Where do the children play?

“I know we’ve come a long way
We’re changing day to day
But tell me, where do the children play?”

– Cat Stevens, ‘Where Do The Children Play?,” from Tea for the Tillerman album, 1970

By Guy Page

June 22, 2020 – About one in eight Vermonters are nine years old or younger. Excluding non-ambulatory infants and the teenager wannabes who are too cool for school playgrounds, this age group wants to know: when will public playgrounds open again this summer?

Since the lockdown began, Vermont has indeed ‘come a long way.’ And ‘we’re changing day to day’ may well become known as the unofficial motto of 2020. The serious business of childhood play has gotten lost in the shuffle. It’s asking a lot of a kid to not swing, jump or slide. 50 years later Cat Stevens still asks a good question: “Where will the children play?”

Sunday evening my (adult) son treated me to a Father’s Day creemee. Sitting at a picnic table I struck up a conversation with a Barre dad. I asked him what question I should ask Gov. Scott at the press conference on Monday. Like many Vermonters he was impatient with the watching-grass-grow pace of the Turn of the Spigot. But his actual question addressed a problem little discussed at the governor’s thrice-weekly press conferences:

“Ask him why our playgrounds are still tied up with more wire than an East German border crossing.” 

You can hear his frustration. Young kids have two essential jobs: learning and playing. Pandemic restrictions severely limit both. Thanks to germs and slashed budgets, local schools and government are doing less to keep kids active, strong and learning. 

Right now, playground restrictions look like a town-by-town thing. The Barre Town school playground is indeed wired up tight. Yellow ‘police line’ caution tape, a locked gate, and a stern notice all forbid any play (see photo above).

On the other hand Barre City playgrounds are “play at your own risk.” The city doesn’t have the staff or budget to clean every slide, swing or jungle gym after each use. The playground isn’t closed but neither is the grass mowed and the city swimming pool is a construction site hole in the ground and the whole place looks like it’s gone to seed in more ways than one. The rule is ‘play at your own risk.’ Same deal with Burlington playgrounds, except maybe they mow there.  
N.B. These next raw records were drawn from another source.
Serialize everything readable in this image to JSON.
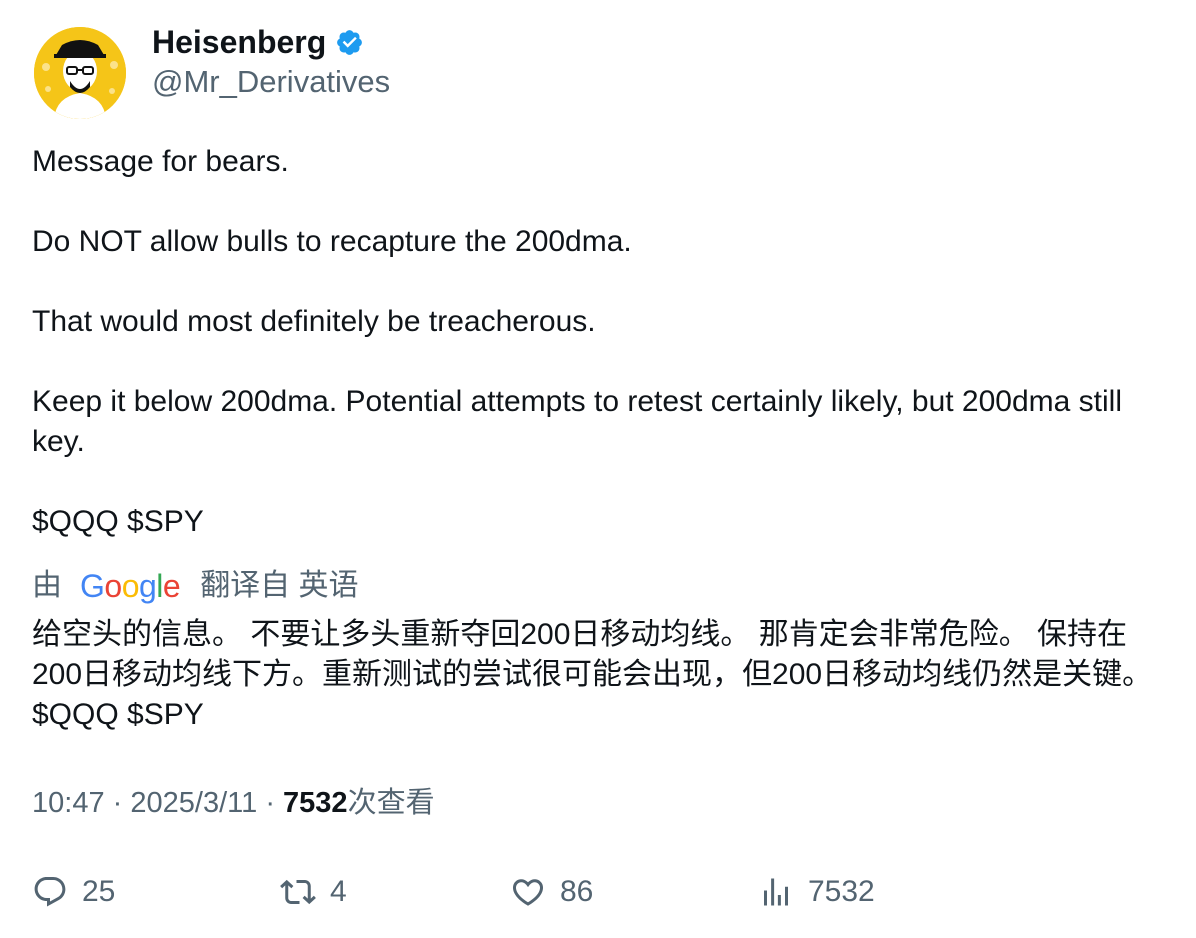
{
  "author": {
    "display_name": "Heisenberg",
    "handle": "@Mr_Derivatives",
    "verified": true
  },
  "tweet": {
    "paragraphs": [
      "Message for bears.",
      "Do NOT allow bulls to recapture the 200dma.",
      "That would most definitely be treacherous.",
      "Keep it below 200dma. Potential attempts to retest certainly likely, but 200dma still key.",
      "$QQQ $SPY"
    ]
  },
  "translation": {
    "prefix": "由",
    "provider": "Google",
    "suffix": "翻译自 英语",
    "text": "给空头的信息。 不要让多头重新夺回200日移动均线。 那肯定会非常危险。 保持在200日移动均线下方。重新测试的尝试很可能会出现，但200日移动均线仍然是关键。 $QQQ $SPY"
  },
  "meta": {
    "time": "10:47",
    "separator": "·",
    "date": "2025/3/11",
    "views_count": "7532",
    "views_label": "次查看"
  },
  "actions": {
    "replies": "25",
    "retweets": "4",
    "likes": "86",
    "views": "7532"
  },
  "colors": {
    "text": "#0f1419",
    "secondary": "#536471",
    "verified": "#1d9bf0",
    "avatar_bg": "#f5c518"
  }
}
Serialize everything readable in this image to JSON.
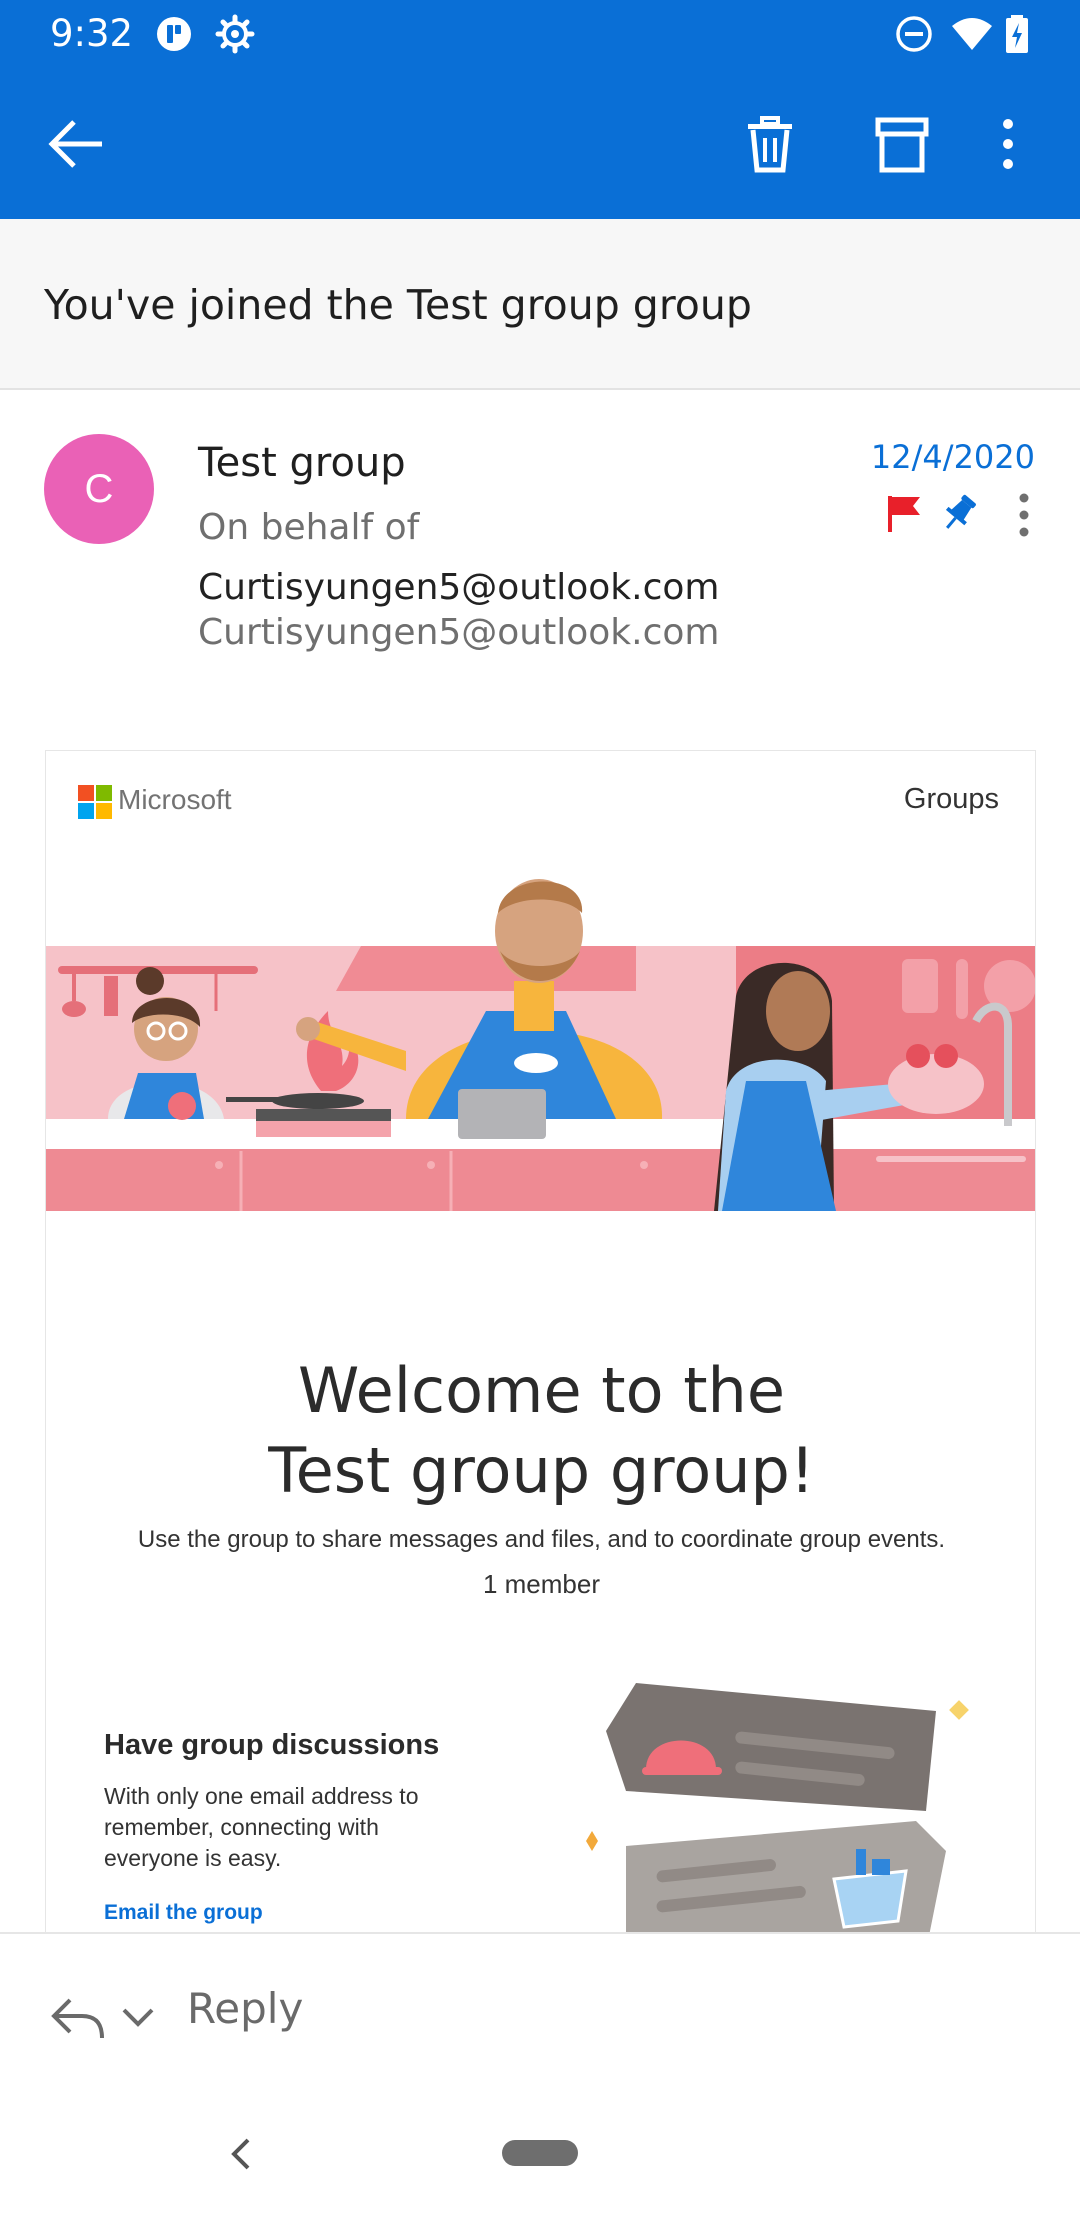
{
  "status_bar": {
    "time": "9:32",
    "left_icons": [
      "app-notification-icon",
      "settings-icon"
    ],
    "right_icons": [
      "do-not-disturb-icon",
      "wifi-icon",
      "battery-charging-icon"
    ]
  },
  "app_bar": {
    "actions": [
      "back-arrow-icon",
      "delete-icon",
      "archive-icon",
      "more-vert-icon"
    ],
    "background": "#0a6fd6"
  },
  "message": {
    "subject": "You've joined the Test group group",
    "avatar_letter": "C",
    "avatar_color": "#ea61b6",
    "sender_name": "Test group",
    "on_behalf_prefix": "On behalf of",
    "on_behalf_address": "Curtisyungen5@outlook.com",
    "sender_email": "Curtisyungen5@outlook.com",
    "date": "12/4/2020",
    "flag_color": "#e8202a",
    "pin_color": "#0a6fd6"
  },
  "body": {
    "brand": "Microsoft",
    "section_label": "Groups",
    "welcome_line1": "Welcome to the",
    "welcome_line2": "Test group group!",
    "description": "Use the group to share messages and files, and to coordinate group events.",
    "members": "1 member",
    "discussion_title": "Have group discussions",
    "discussion_text": "With only one email address to remember, connecting with everyone is easy.",
    "discussion_link": "Email the group"
  },
  "reply_bar": {
    "label": "Reply"
  }
}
The sprawling, lakeside town of Colchester – so justly proud of its many diverse, beautiful parks – welcomes teens and adults to play tennis, pickleball, etc. But allow the little ones to climb on the playgrounds? Ummm, no, sorry – they’re closed. 

In Brattleboro, the city website says “parks equipment (benches, picnic tables, and playground equipment) remain closed because it is impossible for the Town to ensure that equipment is sanitized in between users.” That may also have something to do with the plethora of homeless people sleeping on and (complainers said) urinating on the park benches. But whatever the reason the effect is the same: no playground for you, kid.

Many municipal websites are simply mum on the subject. To find out you have to call – and hope that the answering machine doesn’t just inform you that the parks and recreation staff member you are calling has been furloughed until further notice.  

To some parents, it’s an odd regulation. Kids seem impervious to Covid-19 sickness. And no-one is stopping adolescents and millennials from enjoying their new favorite outdoor activity of protesting police brutality at the large mass gathering of their choice. Officials have their reasons, of course. Kids may not get sick but they can presumably transmit the virus. As for the protesters, Gov. Scott insists they be allowed to exercise their Constitutional rights. 

So that’s the background to the press conference question. Here’s how Gov. Scott answered: “We’ll have that discussion. Multiple touch points are significant. They’re hard to clean.” But he added, “especially during the summer it’s important for our kids.” 

At the same press conference, Health Commissioner Mark Levine said the spike of Covid-19 cases in high population states is due to “a breakdown in the willingness” of the public there to abide by basic guidelines. He reiterated the basics: Wear a mask. Wash your hands. If you’re sick, stay home. Stick with the plan. For parents eager for change in the form of opening public playgrounds, that’s not very encouraging news.

The good news is that when school opens this fall, school playgrounds will be open with the following restrictions, Education Secretary Dan French emailed Vermont Daily this morning:

Outdoor recess space where students can keep physical distance may be opened. Students may use playground equipment only under the following conditions:

  • Plastic and metal playground equipment must be cleaned frequently and routinely over the course of each day.
  • The targeted use of disinfectants can be done effectively, efficiently and safely on outdoor hard surfaces and objects frequently touched by multiple people (e.g., handrails, benches); make sure disinfectant has thoroughly dried before allowing children to play.
  • Staff should continue to reinforce physical distancing during playground play.
  • Hand washing/sanitizing stations must be set up on the playground.

Come fall, school playgrounds will be open, at least during school hours. But as anyone who has raised small kids knows, “three months” is a fathomless eternity. So the question remains, where will the children play – and when?

Photo: Barre Town school playground, Monday June 22